***** The input *****

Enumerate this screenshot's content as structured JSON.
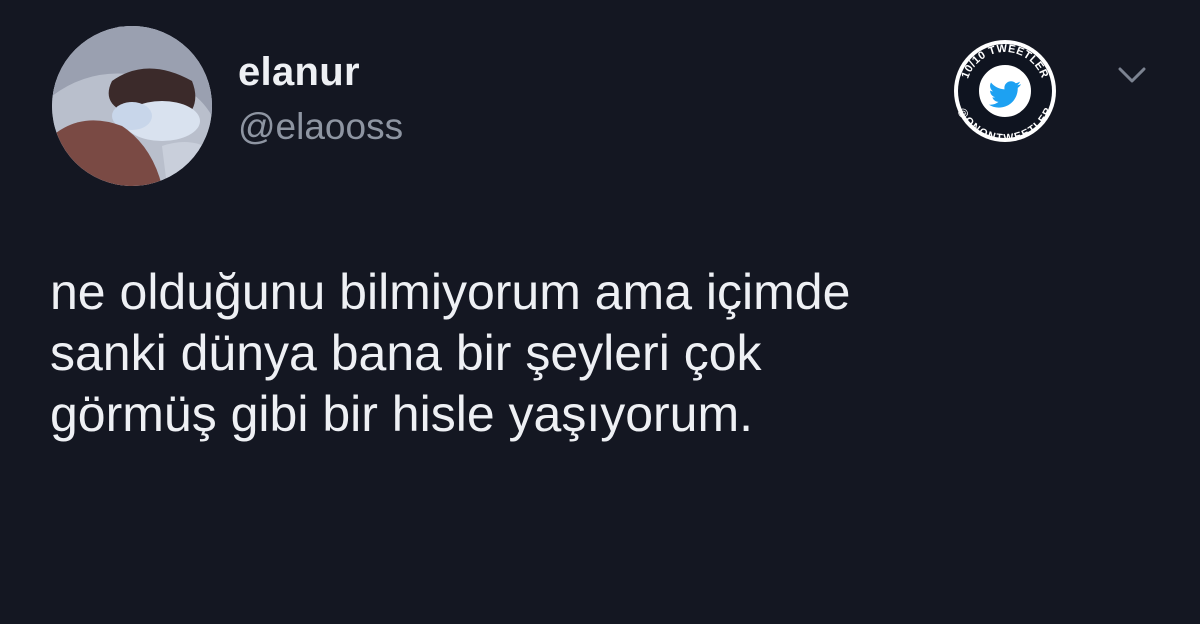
{
  "tweet": {
    "author": {
      "display_name": "elanur",
      "handle": "@elaooss"
    },
    "text_lines": [
      "ne olduğunu bilmiyorum ama içimde",
      "sanki dünya bana bir şeyleri çok",
      "görmüş gibi bir hisle yaşıyorum."
    ],
    "menu_icon": "chevron-down-icon"
  },
  "watermark": {
    "top_text": "10/10 TWEETLER",
    "bottom_text": "@ONONTWEETLER",
    "icon": "twitter-bird-icon"
  },
  "colors": {
    "background": "#141722",
    "primary_text": "#eef0f4",
    "secondary_text": "#8e95a2",
    "brand_blue": "#1da1f2"
  }
}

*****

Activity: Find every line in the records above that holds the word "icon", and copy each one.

Output for this task:
    "menu_icon": "chevron-down-icon"
    "icon": "twitter-bird-icon"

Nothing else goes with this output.